Entries from a dataset of interfaces:

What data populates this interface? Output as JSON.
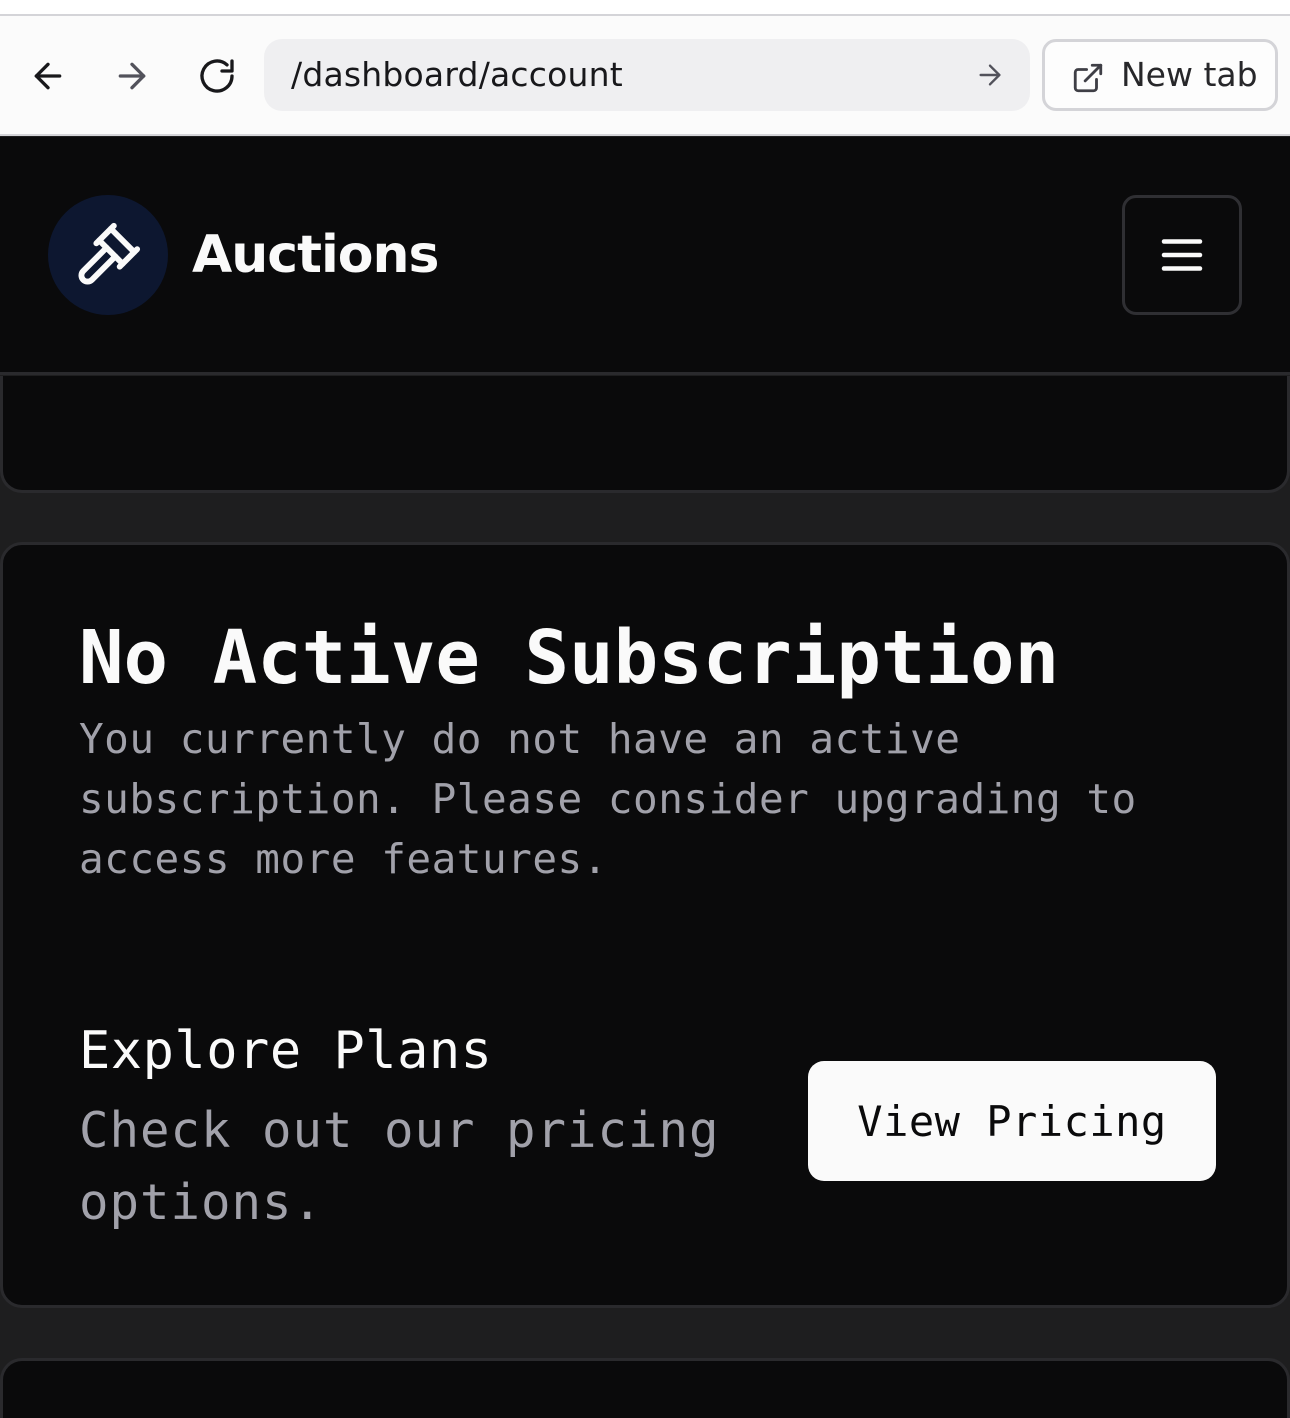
{
  "browser": {
    "url": "/dashboard/account",
    "new_tab_label": "New tab"
  },
  "header": {
    "brand": "Auctions",
    "logo_icon": "gavel-icon",
    "menu_icon": "hamburger-menu-icon"
  },
  "subscription": {
    "title": "No Active Subscription",
    "description": "You currently do not have an active subscription. Please consider upgrading to access more features.",
    "plans_heading": "Explore Plans",
    "plans_subtext": "Check out our pricing options.",
    "pricing_button": "View Pricing"
  },
  "colors": {
    "page_background": "#1e1e1f",
    "card_background": "#0a0a0b",
    "logo_circle": "#0d1730",
    "muted_text": "#a1a1aa",
    "primary_text": "#fafafa"
  }
}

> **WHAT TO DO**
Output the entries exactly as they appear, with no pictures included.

> **OUTPUT OF THE TASK**
What data populates this interface? Output as JSON.
{
  "browser": {
    "url": "/dashboard/account",
    "new_tab_label": "New tab"
  },
  "header": {
    "brand": "Auctions",
    "logo_icon": "gavel-icon",
    "menu_icon": "hamburger-menu-icon"
  },
  "subscription": {
    "title": "No Active Subscription",
    "description": "You currently do not have an active subscription. Please consider upgrading to access more features.",
    "plans_heading": "Explore Plans",
    "plans_subtext": "Check out our pricing options.",
    "pricing_button": "View Pricing"
  },
  "colors": {
    "page_background": "#1e1e1f",
    "card_background": "#0a0a0b",
    "logo_circle": "#0d1730",
    "muted_text": "#a1a1aa",
    "primary_text": "#fafafa"
  }
}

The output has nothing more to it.